    Tim Leonard, owner of the Machine Shop, is closing the arcade this fall. (Photo by David Welton)
    Arcade owner to pull plug on beloved Whidbey Island business

    Tim Leonard, owner of the Machine Shop in Langley, recently decided he’ll call it quits this fall.

    Jennifer Sadinsky is the owner of Grayhorse Mercantile, one of Langley’s newest stores. (David Welton)
    Shopkeeper brings taste of Europe to Whidbey Island

    A first-time business owner’s dream of opening a cheese shop became a reality this year.

    Amber Weaver, who has worked at the Lakewood Crossing Starbucks for 5 years, with her daughter Melody, outside of her workplace on Thursday, Sept. 22, 2022 in Marysville, Washington. (Olivia Vanni / The Herald)
    Complaint accuses Starbucks of anti-union threats in Marysville

    Meanwhile, a mother of two said Thursday that Starbucks refused to accommodate her schedule when she returned from maternity leave.

    Snoop Dogg in a video announces the opening of 'Tha Dogg House' in January 2023. (Screenshot).
    Dogg toyz: Funko, rapper Snoop Dogg greenlight new retail venture

    “Tha Dogg House” opening next year in Inglewood, California, will be Funko’s third U.S. retail store.

    Logo for news use featuring the municipality of Mountlake Terrace in Snohomish County, Washington. 220118
    Mountlake Terrace medical transport service will close

    Falck Northwest, which provides non-emergency patient transport, will lay off 123 workers around Puget Sound.
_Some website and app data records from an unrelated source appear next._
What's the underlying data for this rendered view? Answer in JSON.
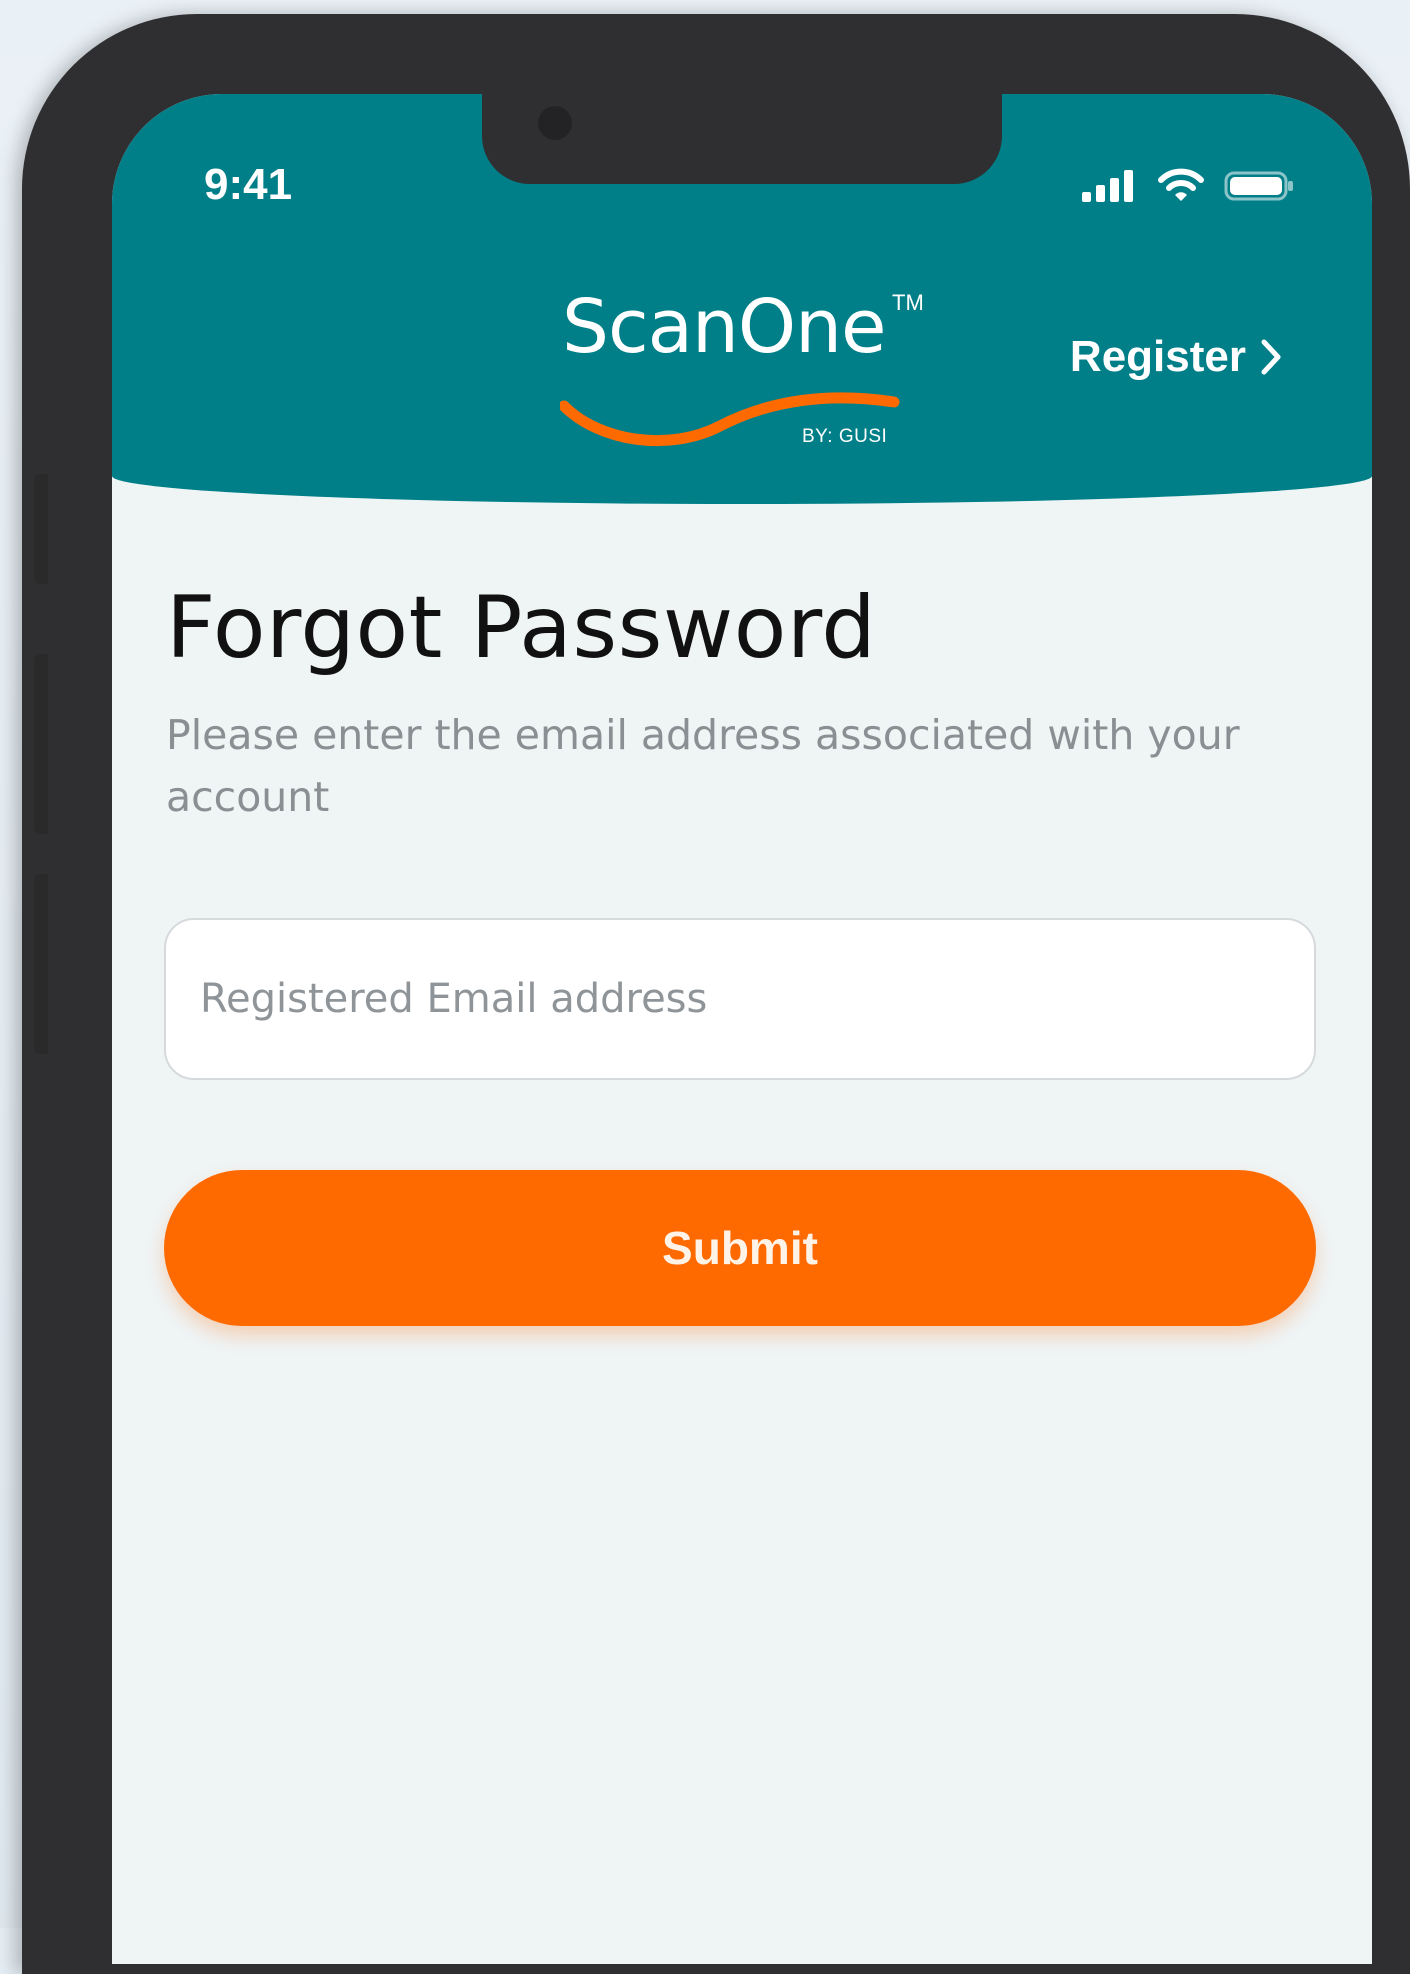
{
  "status_bar": {
    "time": "9:41",
    "icons": [
      "cellular-signal-icon",
      "wifi-icon",
      "battery-icon"
    ]
  },
  "header": {
    "logo": {
      "name": "ScanOne",
      "trademark": "TM",
      "tagline": "BY: GUSI"
    },
    "register_label": "Register",
    "register_icon": "chevron-right-icon"
  },
  "main": {
    "title": "Forgot Password",
    "subtitle": "Please enter the email address associated with your account",
    "email_input": {
      "placeholder": "Registered Email address",
      "value": ""
    },
    "submit_label": "Submit"
  },
  "colors": {
    "header_teal": "#007f88",
    "accent_orange": "#fe6a00",
    "background": "#eff4f5"
  }
}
    Drivers pick out their helmets before hitting the track at Traxx Indoor Raceway on Friday, Sep. 16, 2022, in Mukilteo, Washington. (Ryan Berry / The Herald)
    Vroom! Traxx Indoor Raceway in Mukilteo is for sale

    The race track running for 24 years needs a buyer and new site. The deal includes 32 karts, Corvette couches and more.